Exercise objective
Reproduce the whole listing exactly, omitting any picture it holds.

Input
--------------------------------------------------

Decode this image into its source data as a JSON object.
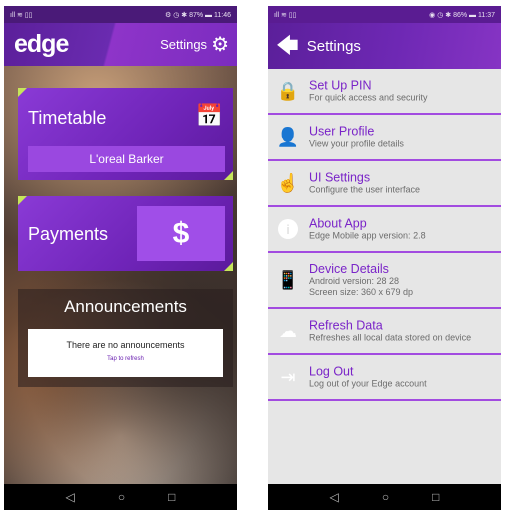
{
  "left": {
    "status": {
      "left": "ıll ≋ ▯▯",
      "right": "⚙ ◷ ✱ 87% ▬ 11:46"
    },
    "logo": "edge",
    "settings_label": "Settings",
    "timetable": {
      "title": "Timetable",
      "student_name": "L'oreal Barker"
    },
    "payments": {
      "title": "Payments",
      "symbol": "$"
    },
    "announcements": {
      "title": "Announcements",
      "message": "There are no announcements",
      "tap": "Tap to refresh"
    }
  },
  "right": {
    "status": {
      "left": "ıll ≋ ▯▯",
      "right": "◉ ◷ ✱ 86% ▬ 11:37"
    },
    "title": "Settings",
    "items": [
      {
        "icon": "lock-icon",
        "label": "Set Up PIN",
        "desc": "For quick access and security"
      },
      {
        "icon": "user-icon",
        "label": "User Profile",
        "desc": "View your profile details"
      },
      {
        "icon": "hand-pointer-icon",
        "label": "UI Settings",
        "desc": "Configure the user interface"
      },
      {
        "icon": "info-icon",
        "label": "About App",
        "desc": "Edge Mobile app version: 2.8"
      },
      {
        "icon": "phone-icon",
        "label": "Device Details",
        "desc": "Android version: 28 28",
        "desc2": "Screen size: 360 x 679 dp"
      },
      {
        "icon": "cloud-download-icon",
        "label": "Refresh Data",
        "desc": "Refreshes all local data stored on device"
      },
      {
        "icon": "logout-icon",
        "label": "Log Out",
        "desc": "Log out of your Edge account"
      }
    ]
  },
  "colors": {
    "accent": "#7a24c8",
    "divider": "#a24be0",
    "highlight": "#c6e65a"
  }
}
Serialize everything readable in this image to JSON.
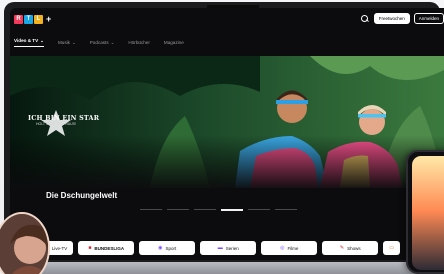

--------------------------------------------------

Answer to this task
Decode this image into its source data as a JSON object.
{
  "left": {
    "status": {
      "left": "ıll ≋ ▯▯",
      "right": "⚙ ◷ ✱ 87% ▬ 11:46"
    },
    "logo": "edge",
    "settings_label": "Settings",
    "timetable": {
      "title": "Timetable",
      "student_name": "L'oreal Barker"
    },
    "payments": {
      "title": "Payments",
      "symbol": "$"
    },
    "announcements": {
      "title": "Announcements",
      "message": "There are no announcements",
      "tap": "Tap to refresh"
    }
  },
  "right": {
    "status": {
      "left": "ıll ≋ ▯▯",
      "right": "◉ ◷ ✱ 86% ▬ 11:37"
    },
    "title": "Settings",
    "items": [
      {
        "icon": "lock-icon",
        "label": "Set Up PIN",
        "desc": "For quick access and security"
      },
      {
        "icon": "user-icon",
        "label": "User Profile",
        "desc": "View your profile details"
      },
      {
        "icon": "hand-pointer-icon",
        "label": "UI Settings",
        "desc": "Configure the user interface"
      },
      {
        "icon": "info-icon",
        "label": "About App",
        "desc": "Edge Mobile app version: 2.8"
      },
      {
        "icon": "phone-icon",
        "label": "Device Details",
        "desc": "Android version: 28 28",
        "desc2": "Screen size: 360 x 679 dp"
      },
      {
        "icon": "cloud-download-icon",
        "label": "Refresh Data",
        "desc": "Refreshes all local data stored on device"
      },
      {
        "icon": "logout-icon",
        "label": "Log Out",
        "desc": "Log out of your Edge account"
      }
    ]
  },
  "colors": {
    "accent": "#7a24c8",
    "divider": "#a24be0",
    "highlight": "#c6e65a"
  }
}
Serialize everything readable in this image to JSON.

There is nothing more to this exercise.